The +Live+ Reunion World Tour, presented by AMP Events, played to sold-out houses at Time Square’s new Sun Arena in Menlyn Park on 10 and 11 November last year. To accommodate fans across the globe, the American rock band’s performance was recorded for DVD and live streaming. Positioned at the OB van, Audio Engineer Marinus Visser from Blue Array Productions operated on a DiGiCo SD5, almost maxing out the console.

Blue Array was contracted by Militia Broadcasts to handle the multitrack for both shows. On the second night, Marinus was also responsible for the live broadcast mix for the web streaming. “Eban sat with me and just loved it,’ grins Marinus. “He said the sound was amazing.’

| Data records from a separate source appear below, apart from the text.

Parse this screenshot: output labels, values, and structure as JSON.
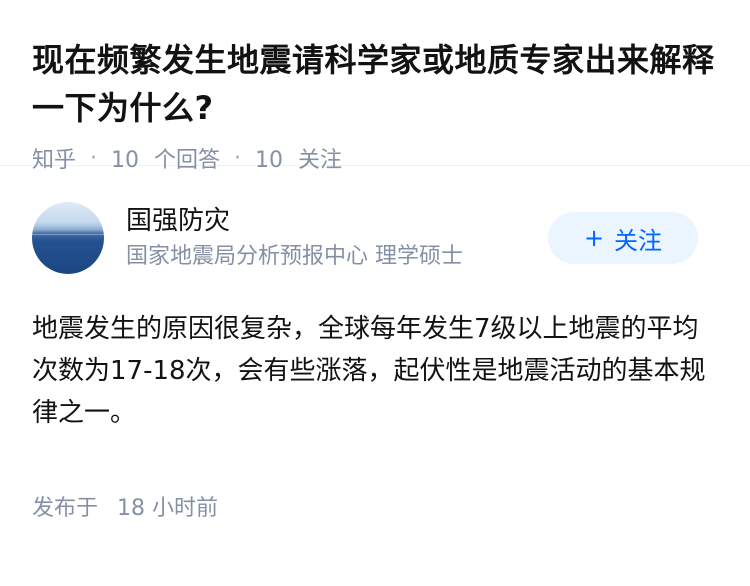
{
  "question": {
    "title": "现在频繁发生地震请科学家或地质专家出来解释一下为什么?",
    "source": "知乎",
    "separator": "·",
    "answers_count": "10",
    "answers_label": "个回答",
    "followers_count": "10",
    "followers_label": "关注"
  },
  "answer": {
    "author": {
      "name": "国强防灾",
      "bio": "国家地震局分析预报中心 理学硕士",
      "avatar_icon": "ocean-horizon-avatar"
    },
    "follow_button": {
      "icon": "+",
      "label": "关注"
    },
    "content": "地震发生的原因很复杂，全球每年发生7级以上地震的平均次数为17-18次，会有些涨落，起伏性是地震活动的基本规律之一。",
    "published_label": "发布于",
    "published_time": "18 小时前"
  },
  "colors": {
    "accent": "#0066ff",
    "follow_bg": "#ebf5ff",
    "meta": "#8590a6",
    "text": "#121212"
  }
}
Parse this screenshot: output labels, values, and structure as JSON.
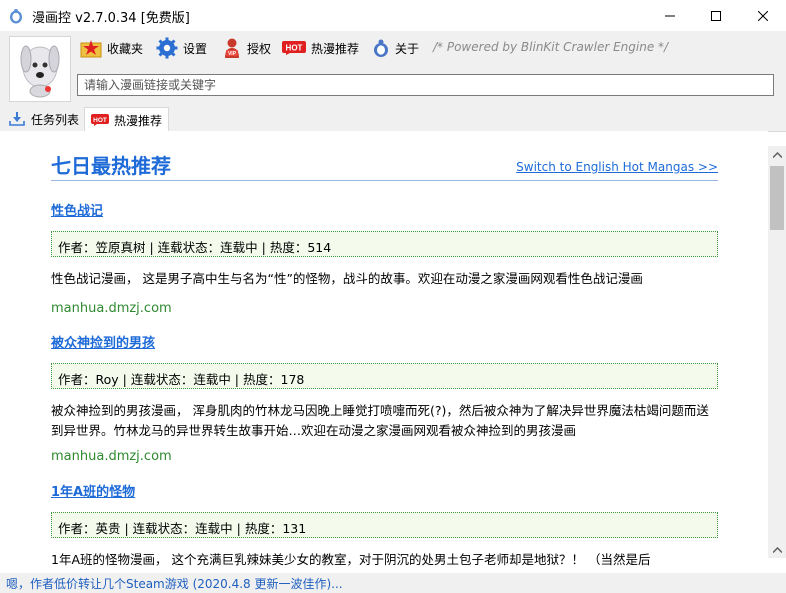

Another person equally pleased with the audio from the DiGiCo SD5 was Eric Shenyo, the international FOH Engineer/tour manager. “He came to the van a couple of times before the show and just wanted to have a listen to what I had done and give me a few pointers on certain songs where he wanted certain effects,’ explained Marinus. “I took some notes and would then audition and play back what it sounded like. It was great as anything he asked to listen to and try out was right at my fingertips.’’

When asked for a room reverb for the drums, Marinus was able to add it instantly. “I showed him some of the other effects I used on the drums. We went to the guitars, I showed him the plug-ins strips I used and how I placed the guitars, and he replied, “I should actually go try this on my board in the venue just now.’ Having the ability to populate the board with tons of effects meant I could easily and quickly switch to something he liked. A rewarding feeling when you get told “it sounds great’’.

The pair discussed the vocals. “Every single effect Eric Shenyo, asked for I had.’ They soon realised that what Marinus was doing in the OB van was notably similar to what was being done at FOH, the only difference being that the DiGiCo SD5 achieved these results without relying on dozens of external plugins.

Making use of effects, routing and bussing, Marinus came close to maxing out the SD5; the console Blue Array purchased a year ago. “There were things I could never do before because the gear limited me. There are old studio tricks I would sometimes use to fatten things up or to add a certain flavour. Now I can do this in a live environment, and probably better live due to the high resolution available to us with these amazing consoles.

“That’s what’s great about the SD5 – the music we buy and listen to is not normally at a high resolution. I think there are only a handful of people in the world that have true 96kHz, 24-bit files to listen to. I believe in not insulting people’s ears, that is why we specialise in high-quality audio. We routinely run little corporate shows with two mics and two playbacks on that kind of resolution. Digital conversion should only have happened once by the time you hear it. Again, with things like that we’ve surpassed the quality of audio of general music distribution. We’re in a different audio quality space, and I feel they need to catch up now,’ laughs Marinus. “Fans can now go to concerts and hear more detail and be moved even more by the artists they love and support.’

The magic happens for Marinus when the show runs. “I have my pre-show processes of doing things, and I know that by the time the show starts I’ve built everything I need and probably end up only using half of it! But, it’s there if I need it and at any time in the show, when I feel it’s the right moment, I can push that fader and watch the crowd respond – it’s like playing an instrument, I become a part of the act and production rather than just sitting there pushing faders.’’

In this regard, Marinus as an Audio Engineer is one of the performers. “You’re the guy who first makes sure that the performer and audience connect and feed off each other, and then your work is to make it sound great. It’s more than just the music; it’s how a performance makes people feel and that goes beyond the science and theory of sound.’